butterfly art

Butterflies in my garden this year have been few and far between and mainly Large or Small Whites. Recently I spotted a Red Admiral and a Small Tortoiseshell, but not a single Painted Lady nor any Small Coppers. It’s been a relatively warm summer here in Cornwall, with none of the excessive heat found elsewhere in the country so I have no idea why the scarcity of these pretty “flutterbies”.

I was therefore more than happy to see several feasting on the wild buddleia plants growing in the lanes nearby whilst on a walk at the weekend.

(1) The Small Tortoiseshell (Aglais urticae) is among the most well-known butterflies in Britain and Ireland. The striking and attractive patterning and its appearance at almost any time of the year in urban areas have made it a familiar species. It is one of the first butterflies to be seen in spring and in the autumn it often visits garden flowers in large numbers.

(2) The Painted Lady (Vanessa cardui) is a long-distance migrant, which causes the most spectacular butterfly migrations observed in Britain and Ireland. In some years it is an abundant butterfly, frequenting gardens and other flowery places in late summer.

(3) The Red Admiral (Vanessa atalanta) is aΒ large and strong-flying butterfly and common in gardens. This familiar and distinctive insect may be found anywhere in Britain and Ireland and in all habitat types. They continue flying into October or November and are typically seen nectaring on garden buddleias or flowering Ivy and on rotting fruit.

(Due to the poor quality of these photos I have used a textured filter on those in the gallery and a mosaic filter on the header)

Butterfly Conservation

14 Comments Add yours

  1. I love the mosaic look! The bright colours work well.

    1. Heyjude says:

      Yes, a lovely effect for bringing out the colours.

  2. Joanne Sisco says:

    Flutterbies always make me smile πŸ™‚

  3. Jo Shafer says:

    What a marvelous effect from using mosaic and textured filters! I had assumed you shot through a window screen, or a piece of sheer fabric, easy enough to attach to a camera lens.

    1. Heyjude says:

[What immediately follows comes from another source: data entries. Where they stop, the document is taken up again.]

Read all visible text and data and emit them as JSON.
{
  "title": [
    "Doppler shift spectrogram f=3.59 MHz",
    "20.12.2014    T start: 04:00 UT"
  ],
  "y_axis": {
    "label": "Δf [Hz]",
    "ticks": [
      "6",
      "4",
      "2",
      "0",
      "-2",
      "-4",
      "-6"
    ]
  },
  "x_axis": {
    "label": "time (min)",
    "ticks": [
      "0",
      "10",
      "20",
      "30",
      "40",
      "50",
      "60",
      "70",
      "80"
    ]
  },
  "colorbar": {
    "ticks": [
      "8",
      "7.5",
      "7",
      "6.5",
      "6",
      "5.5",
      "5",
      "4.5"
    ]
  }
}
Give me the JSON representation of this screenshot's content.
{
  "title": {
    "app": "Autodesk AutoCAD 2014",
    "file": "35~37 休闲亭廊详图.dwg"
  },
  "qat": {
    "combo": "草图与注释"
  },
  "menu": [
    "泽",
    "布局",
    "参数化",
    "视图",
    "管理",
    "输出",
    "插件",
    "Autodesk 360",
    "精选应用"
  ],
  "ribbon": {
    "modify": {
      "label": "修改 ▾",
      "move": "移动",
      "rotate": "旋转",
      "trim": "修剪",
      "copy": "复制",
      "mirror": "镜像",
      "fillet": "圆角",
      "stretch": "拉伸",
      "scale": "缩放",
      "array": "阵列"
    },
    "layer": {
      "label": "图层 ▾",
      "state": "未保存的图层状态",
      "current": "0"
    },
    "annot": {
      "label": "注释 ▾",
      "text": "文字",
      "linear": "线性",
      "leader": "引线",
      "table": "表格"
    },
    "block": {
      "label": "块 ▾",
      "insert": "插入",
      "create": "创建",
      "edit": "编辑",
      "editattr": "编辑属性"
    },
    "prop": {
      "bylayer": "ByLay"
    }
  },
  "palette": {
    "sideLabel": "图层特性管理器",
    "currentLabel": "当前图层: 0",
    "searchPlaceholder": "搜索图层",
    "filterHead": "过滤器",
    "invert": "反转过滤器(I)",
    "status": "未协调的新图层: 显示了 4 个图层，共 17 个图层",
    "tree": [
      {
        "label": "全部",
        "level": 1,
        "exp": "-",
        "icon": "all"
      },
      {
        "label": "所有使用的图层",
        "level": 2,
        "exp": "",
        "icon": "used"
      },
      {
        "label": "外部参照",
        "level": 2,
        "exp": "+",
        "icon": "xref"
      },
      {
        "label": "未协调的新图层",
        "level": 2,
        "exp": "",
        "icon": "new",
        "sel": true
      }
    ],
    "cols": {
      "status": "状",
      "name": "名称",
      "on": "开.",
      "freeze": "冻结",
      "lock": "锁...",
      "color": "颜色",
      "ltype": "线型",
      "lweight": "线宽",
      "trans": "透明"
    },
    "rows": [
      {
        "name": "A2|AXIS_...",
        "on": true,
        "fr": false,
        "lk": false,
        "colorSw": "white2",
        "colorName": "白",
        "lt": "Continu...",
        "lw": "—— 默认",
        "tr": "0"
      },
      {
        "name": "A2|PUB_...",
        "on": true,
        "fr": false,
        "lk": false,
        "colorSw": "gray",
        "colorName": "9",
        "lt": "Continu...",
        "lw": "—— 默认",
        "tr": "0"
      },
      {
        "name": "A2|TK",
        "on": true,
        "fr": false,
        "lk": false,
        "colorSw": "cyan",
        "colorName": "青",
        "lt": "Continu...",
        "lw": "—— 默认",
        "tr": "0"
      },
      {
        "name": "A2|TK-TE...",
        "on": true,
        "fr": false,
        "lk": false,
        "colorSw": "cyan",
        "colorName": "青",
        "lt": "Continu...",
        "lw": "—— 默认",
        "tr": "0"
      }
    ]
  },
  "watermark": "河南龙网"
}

      No it was with my phone, which usually takes good images, but I think I was too close on this occasion and it was windy so too much blur. Using some sheer material is an interesting concept.

  4. restlessjo says:

    Fairly low key here on the butterfly front too now, Jude. Mostly cabbage whites. πŸ™‚ πŸ™‚

    1. Heyjude says:

      Do you get a lot of butterflies in the Algarve?

      1. restlessjo says:

        Loads! But don’t ask me to name them. A favourite is yellow with green spots. A fair few browns too, which I think are probably moths. πŸ™‚ πŸ™‚

        1. Heyjude says:

          Aw, go on, name them πŸ€”

  5. Ann Mackay says:

    Most of the butterflies seem to be gone here, just the occasional Red Admiral…and there are always lots of Large Whites.

  6. At the start of the year we had a major butterfly event. There were so many everywhere, which was so joyful. Some we’d never seen before. I hope you get some more before winter arrives.

  7. Beautiful shots, Jude. So vibrant. 😍

let's have a conversation...

Fill in your details below or click an icon to log in:

WordPress.com Logo

You are commenting using your WordPress.com account. Log Out /  Change )

Google photo

You are commenting using your Google account. Log Out /  Change )

Twitter picture

You are commenting using your Twitter account. Log Out /  Change )

Facebook photo

You are commenting using your Facebook account. Log Out /  Change )

Connecting to %s

This site uses Akismet to reduce spam. Learn how your comment data is processed.